Work task:
Below are entries; count each line that holds the word "screenshot" and report the number without any other words.

= = = = =

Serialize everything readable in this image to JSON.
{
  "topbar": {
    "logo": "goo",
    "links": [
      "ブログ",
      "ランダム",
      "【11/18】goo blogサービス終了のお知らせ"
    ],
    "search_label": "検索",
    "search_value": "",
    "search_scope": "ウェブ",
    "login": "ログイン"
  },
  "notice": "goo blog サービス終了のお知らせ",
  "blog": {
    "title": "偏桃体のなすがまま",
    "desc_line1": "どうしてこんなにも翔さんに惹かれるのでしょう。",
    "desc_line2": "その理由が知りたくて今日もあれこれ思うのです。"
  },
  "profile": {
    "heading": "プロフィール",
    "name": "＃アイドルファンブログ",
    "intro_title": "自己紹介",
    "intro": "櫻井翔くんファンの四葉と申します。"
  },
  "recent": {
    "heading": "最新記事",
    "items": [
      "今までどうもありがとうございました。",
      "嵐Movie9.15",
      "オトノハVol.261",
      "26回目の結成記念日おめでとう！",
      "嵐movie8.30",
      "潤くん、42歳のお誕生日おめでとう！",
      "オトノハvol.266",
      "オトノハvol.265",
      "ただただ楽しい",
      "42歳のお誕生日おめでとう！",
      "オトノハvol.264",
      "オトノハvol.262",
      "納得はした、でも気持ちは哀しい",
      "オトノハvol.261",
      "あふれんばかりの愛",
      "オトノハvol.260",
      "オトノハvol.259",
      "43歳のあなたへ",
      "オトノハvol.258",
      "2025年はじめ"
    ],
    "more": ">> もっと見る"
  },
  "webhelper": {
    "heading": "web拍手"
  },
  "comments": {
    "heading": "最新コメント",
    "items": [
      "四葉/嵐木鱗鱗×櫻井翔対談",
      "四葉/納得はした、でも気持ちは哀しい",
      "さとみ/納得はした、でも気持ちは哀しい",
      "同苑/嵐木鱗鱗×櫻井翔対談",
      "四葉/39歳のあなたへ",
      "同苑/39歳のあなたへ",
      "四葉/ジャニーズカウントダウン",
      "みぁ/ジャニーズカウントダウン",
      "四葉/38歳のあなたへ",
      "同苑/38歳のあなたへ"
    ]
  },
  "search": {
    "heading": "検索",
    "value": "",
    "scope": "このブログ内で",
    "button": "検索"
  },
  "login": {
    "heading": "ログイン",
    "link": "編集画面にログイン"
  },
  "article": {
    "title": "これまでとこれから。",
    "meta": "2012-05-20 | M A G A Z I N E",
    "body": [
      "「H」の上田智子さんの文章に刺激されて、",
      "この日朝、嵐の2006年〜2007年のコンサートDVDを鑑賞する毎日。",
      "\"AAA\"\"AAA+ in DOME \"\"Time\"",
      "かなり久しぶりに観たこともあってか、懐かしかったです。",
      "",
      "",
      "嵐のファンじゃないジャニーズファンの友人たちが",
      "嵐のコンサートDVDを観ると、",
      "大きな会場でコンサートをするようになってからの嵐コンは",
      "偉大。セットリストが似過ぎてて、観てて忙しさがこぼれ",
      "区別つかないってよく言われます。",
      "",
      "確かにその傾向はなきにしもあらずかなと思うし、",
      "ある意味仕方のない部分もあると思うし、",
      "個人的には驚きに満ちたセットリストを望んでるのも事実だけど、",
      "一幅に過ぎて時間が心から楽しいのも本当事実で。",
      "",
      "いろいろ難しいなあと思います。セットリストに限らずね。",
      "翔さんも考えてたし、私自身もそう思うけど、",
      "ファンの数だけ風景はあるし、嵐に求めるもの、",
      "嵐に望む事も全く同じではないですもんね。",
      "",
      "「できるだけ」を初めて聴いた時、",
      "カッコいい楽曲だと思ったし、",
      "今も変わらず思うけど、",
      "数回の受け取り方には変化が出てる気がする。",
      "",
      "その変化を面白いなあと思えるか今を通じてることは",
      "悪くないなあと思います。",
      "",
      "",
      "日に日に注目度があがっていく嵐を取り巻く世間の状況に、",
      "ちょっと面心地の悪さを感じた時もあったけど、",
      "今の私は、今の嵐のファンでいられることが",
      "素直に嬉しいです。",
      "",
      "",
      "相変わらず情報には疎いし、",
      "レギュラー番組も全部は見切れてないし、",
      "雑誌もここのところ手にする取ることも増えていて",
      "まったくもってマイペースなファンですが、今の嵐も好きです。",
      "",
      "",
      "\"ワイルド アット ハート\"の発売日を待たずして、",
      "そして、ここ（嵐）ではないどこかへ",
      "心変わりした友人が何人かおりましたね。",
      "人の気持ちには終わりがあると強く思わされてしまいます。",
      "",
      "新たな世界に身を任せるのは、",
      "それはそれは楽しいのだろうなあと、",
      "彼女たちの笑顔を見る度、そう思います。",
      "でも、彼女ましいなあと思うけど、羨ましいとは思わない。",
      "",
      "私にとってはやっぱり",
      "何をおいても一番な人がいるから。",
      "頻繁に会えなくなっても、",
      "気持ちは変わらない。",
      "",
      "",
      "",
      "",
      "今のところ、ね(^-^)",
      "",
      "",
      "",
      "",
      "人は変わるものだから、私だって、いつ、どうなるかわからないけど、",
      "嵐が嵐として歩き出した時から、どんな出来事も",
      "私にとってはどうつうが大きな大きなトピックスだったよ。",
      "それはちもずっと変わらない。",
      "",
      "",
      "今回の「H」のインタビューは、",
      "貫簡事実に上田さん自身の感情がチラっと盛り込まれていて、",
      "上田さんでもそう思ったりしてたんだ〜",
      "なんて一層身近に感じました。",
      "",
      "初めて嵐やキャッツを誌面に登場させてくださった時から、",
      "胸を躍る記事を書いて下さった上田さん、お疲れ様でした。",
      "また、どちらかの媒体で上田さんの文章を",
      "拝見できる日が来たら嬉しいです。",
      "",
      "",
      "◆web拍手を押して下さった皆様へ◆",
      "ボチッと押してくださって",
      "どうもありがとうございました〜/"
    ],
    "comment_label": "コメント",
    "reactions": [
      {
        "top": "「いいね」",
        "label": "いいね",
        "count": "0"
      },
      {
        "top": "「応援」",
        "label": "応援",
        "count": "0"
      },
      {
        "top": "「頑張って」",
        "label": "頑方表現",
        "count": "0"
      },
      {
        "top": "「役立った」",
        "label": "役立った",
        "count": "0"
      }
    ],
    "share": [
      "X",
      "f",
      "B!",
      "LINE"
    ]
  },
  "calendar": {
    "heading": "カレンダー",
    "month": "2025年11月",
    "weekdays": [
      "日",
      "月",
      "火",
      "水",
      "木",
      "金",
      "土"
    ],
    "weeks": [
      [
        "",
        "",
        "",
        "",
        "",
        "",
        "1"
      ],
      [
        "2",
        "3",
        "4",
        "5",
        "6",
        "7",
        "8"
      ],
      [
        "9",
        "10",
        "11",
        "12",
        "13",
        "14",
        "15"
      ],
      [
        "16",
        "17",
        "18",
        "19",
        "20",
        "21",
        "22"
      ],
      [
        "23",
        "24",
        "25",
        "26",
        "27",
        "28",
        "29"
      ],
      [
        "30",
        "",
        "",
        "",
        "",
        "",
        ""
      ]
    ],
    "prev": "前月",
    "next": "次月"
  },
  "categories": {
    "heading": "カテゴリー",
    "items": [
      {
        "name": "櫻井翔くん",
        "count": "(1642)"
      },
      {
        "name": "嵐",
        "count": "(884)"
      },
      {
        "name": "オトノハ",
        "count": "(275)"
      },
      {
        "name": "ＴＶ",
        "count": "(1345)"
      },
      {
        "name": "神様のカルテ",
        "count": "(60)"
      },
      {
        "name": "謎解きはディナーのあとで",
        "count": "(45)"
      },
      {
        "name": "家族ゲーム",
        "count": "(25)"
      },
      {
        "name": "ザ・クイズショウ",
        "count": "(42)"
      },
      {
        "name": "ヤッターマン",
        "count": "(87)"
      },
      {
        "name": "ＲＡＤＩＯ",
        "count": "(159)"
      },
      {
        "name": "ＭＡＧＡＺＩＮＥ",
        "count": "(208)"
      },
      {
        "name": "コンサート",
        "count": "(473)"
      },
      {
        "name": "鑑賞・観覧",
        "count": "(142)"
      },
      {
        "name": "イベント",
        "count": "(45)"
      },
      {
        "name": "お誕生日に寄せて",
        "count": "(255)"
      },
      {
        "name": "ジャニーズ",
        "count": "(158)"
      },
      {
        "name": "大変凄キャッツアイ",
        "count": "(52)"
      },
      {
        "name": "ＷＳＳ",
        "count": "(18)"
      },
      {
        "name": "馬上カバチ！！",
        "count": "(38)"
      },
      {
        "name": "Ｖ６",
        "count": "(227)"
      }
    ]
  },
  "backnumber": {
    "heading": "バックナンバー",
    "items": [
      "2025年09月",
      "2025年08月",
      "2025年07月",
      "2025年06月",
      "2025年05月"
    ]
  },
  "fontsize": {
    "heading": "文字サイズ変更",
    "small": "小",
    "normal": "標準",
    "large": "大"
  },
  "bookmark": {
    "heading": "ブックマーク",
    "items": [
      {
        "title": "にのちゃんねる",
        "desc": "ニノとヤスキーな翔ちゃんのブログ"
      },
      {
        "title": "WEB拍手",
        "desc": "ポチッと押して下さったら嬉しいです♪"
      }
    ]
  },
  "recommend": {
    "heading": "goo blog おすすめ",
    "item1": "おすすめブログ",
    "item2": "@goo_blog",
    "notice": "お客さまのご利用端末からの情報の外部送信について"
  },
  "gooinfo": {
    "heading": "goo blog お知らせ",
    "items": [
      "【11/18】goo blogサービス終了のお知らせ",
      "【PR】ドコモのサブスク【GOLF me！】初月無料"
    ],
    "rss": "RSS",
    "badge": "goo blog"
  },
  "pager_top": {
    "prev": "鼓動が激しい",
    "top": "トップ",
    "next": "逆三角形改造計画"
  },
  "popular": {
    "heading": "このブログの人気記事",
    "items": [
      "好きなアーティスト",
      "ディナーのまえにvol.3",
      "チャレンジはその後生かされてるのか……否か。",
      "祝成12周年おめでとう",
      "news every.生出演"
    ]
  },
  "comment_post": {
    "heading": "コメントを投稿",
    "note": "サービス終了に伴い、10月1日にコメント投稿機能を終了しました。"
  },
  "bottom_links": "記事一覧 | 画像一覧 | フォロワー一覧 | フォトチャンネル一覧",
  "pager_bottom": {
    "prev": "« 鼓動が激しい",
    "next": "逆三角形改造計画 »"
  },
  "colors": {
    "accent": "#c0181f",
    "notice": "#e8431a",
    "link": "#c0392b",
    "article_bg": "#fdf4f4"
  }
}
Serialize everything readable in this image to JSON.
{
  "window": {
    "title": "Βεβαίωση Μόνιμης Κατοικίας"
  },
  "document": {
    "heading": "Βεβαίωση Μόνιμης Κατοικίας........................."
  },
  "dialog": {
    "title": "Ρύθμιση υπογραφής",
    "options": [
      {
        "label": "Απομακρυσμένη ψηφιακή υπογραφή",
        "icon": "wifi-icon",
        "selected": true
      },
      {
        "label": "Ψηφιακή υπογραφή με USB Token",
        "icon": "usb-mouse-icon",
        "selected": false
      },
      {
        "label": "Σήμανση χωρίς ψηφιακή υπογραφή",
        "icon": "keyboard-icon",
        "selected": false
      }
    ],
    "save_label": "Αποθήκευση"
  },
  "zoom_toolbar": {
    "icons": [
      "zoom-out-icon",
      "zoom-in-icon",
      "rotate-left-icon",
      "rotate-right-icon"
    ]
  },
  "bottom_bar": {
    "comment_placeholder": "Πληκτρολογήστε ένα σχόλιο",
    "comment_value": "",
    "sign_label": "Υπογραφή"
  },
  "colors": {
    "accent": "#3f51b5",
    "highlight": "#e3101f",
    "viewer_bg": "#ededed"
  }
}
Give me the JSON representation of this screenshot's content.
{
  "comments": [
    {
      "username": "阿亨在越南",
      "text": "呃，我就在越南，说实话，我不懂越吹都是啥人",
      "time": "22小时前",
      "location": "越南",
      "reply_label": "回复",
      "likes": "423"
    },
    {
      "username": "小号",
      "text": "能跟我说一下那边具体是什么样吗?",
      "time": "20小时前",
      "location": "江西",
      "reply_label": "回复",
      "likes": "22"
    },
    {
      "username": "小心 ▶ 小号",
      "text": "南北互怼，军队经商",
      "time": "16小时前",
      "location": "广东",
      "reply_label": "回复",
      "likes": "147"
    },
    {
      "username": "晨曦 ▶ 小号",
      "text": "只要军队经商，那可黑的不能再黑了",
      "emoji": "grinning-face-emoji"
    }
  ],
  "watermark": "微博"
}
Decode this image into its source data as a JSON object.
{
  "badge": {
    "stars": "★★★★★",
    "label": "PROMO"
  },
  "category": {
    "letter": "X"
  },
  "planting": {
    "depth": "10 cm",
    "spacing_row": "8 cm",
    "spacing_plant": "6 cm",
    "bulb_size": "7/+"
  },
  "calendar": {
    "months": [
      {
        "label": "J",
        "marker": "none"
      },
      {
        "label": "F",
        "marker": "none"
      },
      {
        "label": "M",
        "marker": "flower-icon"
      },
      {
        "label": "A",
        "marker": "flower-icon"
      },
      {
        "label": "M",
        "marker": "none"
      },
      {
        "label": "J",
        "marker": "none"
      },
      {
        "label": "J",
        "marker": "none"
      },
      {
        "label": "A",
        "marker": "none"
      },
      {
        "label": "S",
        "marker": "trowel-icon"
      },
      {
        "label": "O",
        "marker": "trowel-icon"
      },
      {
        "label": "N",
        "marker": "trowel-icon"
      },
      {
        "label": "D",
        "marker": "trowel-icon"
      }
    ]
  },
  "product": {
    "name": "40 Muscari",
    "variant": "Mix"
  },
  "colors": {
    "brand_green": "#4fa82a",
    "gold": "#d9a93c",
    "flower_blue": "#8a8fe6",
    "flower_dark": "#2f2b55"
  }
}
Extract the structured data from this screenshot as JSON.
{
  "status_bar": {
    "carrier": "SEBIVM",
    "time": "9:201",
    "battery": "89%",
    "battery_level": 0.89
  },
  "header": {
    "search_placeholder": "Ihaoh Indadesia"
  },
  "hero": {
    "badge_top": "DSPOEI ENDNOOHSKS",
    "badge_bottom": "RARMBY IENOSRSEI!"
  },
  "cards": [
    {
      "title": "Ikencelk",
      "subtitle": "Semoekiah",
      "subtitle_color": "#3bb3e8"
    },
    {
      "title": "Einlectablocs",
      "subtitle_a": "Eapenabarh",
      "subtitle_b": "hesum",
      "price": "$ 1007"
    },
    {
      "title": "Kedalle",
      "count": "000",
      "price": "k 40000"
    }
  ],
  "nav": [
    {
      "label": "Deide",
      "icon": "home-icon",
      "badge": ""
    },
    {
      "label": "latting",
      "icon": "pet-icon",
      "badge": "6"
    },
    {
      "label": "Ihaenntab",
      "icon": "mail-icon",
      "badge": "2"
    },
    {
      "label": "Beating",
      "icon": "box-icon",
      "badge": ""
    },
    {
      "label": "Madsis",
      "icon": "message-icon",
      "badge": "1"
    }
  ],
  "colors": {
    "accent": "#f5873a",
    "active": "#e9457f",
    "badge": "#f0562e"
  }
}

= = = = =

Exercise answer:
2